# Work task
Give the number of lines in the data that hold the string "points". Nothing else is needed.

(Collection entries)
Segment Open

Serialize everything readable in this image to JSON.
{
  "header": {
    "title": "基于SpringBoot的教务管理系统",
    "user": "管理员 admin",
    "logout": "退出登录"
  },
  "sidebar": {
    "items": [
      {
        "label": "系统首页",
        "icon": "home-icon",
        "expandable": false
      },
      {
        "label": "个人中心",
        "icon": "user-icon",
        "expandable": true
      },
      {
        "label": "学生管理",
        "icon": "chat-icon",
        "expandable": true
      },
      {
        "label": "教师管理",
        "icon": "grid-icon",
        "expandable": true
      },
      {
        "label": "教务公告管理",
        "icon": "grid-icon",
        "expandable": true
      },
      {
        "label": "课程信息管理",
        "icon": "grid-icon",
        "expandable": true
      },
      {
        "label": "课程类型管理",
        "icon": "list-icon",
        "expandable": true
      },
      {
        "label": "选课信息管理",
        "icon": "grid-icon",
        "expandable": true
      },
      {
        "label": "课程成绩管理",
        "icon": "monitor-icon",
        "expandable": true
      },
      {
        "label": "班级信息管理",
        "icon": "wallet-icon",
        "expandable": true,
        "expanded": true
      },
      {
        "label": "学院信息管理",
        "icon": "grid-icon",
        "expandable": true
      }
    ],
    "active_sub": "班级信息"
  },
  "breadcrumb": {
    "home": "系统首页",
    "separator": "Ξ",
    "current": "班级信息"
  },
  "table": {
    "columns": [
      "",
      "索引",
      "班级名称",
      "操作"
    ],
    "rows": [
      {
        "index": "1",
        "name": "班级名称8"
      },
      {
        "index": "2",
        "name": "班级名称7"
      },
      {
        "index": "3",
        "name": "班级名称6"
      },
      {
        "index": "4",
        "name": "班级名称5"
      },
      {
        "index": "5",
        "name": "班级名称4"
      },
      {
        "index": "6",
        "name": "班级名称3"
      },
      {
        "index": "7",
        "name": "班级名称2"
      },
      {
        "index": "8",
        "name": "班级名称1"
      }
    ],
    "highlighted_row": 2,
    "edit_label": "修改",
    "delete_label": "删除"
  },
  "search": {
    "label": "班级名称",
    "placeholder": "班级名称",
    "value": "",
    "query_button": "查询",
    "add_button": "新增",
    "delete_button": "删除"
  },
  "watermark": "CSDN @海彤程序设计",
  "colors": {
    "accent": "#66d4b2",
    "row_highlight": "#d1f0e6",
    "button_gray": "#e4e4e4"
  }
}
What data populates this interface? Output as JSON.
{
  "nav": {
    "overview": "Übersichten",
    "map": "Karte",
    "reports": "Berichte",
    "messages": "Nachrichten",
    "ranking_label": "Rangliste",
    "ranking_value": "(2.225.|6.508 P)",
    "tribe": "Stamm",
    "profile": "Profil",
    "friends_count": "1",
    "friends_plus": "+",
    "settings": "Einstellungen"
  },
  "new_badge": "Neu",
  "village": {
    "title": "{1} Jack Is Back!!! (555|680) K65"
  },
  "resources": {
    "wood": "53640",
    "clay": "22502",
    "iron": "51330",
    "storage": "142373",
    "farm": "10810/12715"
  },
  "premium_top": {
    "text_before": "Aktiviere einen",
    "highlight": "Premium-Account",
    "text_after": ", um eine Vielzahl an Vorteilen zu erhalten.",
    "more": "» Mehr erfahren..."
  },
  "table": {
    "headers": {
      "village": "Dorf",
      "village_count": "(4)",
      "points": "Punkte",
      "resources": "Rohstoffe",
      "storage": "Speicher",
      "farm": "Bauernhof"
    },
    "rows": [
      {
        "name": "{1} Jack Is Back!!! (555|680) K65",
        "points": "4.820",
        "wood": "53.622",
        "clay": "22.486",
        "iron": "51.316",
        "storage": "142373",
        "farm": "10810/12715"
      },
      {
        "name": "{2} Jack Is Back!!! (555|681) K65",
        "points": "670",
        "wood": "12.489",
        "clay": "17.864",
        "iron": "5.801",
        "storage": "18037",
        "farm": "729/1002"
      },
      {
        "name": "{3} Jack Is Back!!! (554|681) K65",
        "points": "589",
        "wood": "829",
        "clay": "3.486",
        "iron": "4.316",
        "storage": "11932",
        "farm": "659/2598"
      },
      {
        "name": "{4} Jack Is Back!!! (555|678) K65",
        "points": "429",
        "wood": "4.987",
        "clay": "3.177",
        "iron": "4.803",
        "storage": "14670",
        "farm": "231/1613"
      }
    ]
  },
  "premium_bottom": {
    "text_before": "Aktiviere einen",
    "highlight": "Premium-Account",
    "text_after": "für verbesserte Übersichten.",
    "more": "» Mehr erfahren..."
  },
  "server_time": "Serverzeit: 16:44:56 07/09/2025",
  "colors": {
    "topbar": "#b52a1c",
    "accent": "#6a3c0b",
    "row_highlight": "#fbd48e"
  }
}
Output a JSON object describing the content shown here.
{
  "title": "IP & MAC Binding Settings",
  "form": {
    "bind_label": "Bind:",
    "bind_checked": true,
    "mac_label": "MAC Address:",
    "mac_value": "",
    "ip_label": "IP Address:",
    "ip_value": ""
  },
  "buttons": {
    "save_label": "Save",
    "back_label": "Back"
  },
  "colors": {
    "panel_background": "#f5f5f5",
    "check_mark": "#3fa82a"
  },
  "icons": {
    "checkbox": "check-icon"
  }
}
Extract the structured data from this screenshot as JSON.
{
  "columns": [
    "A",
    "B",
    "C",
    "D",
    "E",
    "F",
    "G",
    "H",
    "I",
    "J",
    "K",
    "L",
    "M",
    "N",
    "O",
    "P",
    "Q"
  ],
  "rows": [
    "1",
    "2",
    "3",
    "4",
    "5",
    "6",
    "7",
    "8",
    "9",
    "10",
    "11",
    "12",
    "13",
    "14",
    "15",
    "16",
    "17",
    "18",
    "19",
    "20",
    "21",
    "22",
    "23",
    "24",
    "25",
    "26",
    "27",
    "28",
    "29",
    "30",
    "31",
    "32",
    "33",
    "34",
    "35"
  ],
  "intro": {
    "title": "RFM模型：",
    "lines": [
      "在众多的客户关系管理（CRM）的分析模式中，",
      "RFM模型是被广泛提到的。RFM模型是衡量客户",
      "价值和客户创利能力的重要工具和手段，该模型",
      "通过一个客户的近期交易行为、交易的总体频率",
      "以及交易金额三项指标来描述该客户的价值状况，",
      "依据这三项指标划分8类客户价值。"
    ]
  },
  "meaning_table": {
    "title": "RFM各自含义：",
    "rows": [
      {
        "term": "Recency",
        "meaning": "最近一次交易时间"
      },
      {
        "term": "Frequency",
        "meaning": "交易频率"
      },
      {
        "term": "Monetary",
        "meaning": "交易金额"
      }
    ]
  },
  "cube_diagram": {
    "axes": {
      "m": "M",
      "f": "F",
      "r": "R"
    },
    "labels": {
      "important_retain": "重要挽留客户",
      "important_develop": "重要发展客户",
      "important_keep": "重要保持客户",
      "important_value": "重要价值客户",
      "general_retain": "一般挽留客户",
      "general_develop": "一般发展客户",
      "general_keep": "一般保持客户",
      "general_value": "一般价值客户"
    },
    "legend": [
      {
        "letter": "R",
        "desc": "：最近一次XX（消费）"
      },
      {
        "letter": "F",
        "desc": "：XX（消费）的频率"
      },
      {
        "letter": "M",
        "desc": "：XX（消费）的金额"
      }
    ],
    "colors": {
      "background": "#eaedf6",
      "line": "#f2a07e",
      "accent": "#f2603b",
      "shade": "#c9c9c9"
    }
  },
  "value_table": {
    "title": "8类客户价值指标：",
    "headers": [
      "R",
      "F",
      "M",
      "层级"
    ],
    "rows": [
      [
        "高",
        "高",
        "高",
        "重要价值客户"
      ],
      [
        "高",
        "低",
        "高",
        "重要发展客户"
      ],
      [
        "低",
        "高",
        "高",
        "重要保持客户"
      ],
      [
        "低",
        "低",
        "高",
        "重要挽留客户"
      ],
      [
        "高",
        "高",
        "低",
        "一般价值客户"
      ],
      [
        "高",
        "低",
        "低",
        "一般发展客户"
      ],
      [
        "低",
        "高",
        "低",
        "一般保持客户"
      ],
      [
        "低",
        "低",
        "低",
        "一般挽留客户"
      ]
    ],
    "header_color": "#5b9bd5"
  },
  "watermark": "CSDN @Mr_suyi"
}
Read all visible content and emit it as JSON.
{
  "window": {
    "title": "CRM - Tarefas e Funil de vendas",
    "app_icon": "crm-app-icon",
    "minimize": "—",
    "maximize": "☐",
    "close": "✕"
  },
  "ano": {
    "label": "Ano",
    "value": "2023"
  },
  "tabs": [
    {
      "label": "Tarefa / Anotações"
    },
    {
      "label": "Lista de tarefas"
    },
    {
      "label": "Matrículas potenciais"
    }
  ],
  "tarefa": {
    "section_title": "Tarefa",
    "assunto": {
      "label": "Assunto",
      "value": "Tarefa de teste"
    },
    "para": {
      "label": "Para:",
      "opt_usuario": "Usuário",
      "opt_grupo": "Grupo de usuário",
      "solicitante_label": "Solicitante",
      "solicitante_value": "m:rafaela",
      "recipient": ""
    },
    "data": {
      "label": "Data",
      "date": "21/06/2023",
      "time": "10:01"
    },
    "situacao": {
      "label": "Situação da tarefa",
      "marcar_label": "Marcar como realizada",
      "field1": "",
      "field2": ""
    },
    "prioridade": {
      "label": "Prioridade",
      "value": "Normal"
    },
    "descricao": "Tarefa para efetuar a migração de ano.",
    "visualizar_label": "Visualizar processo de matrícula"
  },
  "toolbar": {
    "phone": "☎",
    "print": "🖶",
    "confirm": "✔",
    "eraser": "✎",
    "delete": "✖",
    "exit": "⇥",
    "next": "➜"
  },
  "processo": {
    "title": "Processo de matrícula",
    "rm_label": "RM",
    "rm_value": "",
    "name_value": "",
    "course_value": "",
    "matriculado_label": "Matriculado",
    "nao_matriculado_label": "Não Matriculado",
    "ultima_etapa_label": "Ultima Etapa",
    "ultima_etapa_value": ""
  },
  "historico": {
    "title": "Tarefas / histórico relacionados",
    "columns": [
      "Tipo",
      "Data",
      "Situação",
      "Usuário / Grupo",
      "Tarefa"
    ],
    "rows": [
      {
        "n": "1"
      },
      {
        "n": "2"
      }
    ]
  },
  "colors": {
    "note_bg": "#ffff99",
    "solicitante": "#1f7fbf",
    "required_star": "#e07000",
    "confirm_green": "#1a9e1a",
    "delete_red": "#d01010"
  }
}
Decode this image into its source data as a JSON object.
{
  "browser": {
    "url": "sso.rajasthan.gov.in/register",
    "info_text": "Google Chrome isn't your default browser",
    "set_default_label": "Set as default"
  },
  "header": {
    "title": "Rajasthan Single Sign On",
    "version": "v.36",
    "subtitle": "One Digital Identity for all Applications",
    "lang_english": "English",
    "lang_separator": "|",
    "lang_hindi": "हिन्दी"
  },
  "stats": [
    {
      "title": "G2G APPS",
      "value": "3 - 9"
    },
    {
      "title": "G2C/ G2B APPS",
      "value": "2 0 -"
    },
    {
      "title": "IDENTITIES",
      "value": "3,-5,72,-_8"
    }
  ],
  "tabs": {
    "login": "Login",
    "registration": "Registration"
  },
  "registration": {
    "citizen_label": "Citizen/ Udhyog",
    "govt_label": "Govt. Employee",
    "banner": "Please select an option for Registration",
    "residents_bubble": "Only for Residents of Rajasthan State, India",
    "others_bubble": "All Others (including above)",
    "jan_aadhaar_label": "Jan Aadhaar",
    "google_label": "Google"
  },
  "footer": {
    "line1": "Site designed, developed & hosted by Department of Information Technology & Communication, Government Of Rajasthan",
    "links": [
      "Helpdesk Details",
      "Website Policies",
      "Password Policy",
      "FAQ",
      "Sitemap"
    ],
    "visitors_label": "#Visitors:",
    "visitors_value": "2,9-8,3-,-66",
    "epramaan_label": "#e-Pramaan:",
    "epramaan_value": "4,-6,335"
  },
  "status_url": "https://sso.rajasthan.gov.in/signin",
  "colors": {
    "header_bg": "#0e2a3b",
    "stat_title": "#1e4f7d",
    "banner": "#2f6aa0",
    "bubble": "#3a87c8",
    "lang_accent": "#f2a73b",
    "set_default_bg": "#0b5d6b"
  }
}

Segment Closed

# Exercise answer
5